Website and app data records
--------------------------------
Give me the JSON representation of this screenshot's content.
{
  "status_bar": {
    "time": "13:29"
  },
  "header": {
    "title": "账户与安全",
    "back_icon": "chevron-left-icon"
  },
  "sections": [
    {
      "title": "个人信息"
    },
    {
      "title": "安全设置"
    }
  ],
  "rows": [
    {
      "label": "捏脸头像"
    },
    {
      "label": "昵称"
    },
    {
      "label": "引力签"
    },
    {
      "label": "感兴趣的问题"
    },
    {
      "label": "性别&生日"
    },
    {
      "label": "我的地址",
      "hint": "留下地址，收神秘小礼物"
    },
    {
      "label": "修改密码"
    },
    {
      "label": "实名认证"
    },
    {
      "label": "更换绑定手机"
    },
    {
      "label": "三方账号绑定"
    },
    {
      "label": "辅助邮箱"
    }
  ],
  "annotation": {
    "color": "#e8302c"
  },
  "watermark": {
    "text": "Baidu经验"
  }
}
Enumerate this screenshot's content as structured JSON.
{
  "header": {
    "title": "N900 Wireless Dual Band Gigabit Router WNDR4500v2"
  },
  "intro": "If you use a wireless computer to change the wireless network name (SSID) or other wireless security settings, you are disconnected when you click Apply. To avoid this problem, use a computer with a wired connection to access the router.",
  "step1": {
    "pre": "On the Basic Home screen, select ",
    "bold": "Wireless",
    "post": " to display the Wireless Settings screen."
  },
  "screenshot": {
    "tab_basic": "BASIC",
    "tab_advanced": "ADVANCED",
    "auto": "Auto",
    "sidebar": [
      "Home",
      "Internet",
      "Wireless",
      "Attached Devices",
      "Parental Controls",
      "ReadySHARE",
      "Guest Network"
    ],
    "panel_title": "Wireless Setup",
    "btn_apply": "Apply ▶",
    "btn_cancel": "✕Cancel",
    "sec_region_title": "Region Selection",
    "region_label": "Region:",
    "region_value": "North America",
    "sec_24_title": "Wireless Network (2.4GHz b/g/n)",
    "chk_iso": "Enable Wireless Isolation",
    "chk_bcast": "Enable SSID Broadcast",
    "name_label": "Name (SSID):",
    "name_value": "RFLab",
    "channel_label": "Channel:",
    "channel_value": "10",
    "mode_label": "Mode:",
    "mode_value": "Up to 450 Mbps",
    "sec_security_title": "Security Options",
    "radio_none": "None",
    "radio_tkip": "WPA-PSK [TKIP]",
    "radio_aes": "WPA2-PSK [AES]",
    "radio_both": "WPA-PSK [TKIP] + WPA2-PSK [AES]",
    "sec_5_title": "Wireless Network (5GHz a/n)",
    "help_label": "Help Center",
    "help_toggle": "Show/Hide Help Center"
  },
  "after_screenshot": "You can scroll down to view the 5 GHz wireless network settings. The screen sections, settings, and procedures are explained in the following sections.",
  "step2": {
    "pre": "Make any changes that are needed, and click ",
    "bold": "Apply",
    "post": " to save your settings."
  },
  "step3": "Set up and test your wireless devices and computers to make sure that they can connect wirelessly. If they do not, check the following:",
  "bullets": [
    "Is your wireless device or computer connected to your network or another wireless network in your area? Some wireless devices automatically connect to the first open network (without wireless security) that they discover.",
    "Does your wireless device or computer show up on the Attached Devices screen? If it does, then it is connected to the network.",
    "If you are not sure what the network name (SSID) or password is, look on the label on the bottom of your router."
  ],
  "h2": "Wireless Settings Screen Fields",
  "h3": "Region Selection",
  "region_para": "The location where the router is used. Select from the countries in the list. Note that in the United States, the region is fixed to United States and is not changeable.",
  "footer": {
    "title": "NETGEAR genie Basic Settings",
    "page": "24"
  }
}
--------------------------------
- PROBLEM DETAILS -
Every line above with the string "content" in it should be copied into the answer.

- RESULT OF THIS TASK -
Give me the JSON representation of this screenshot's content.
Enumerate this screenshot's content as structured JSON.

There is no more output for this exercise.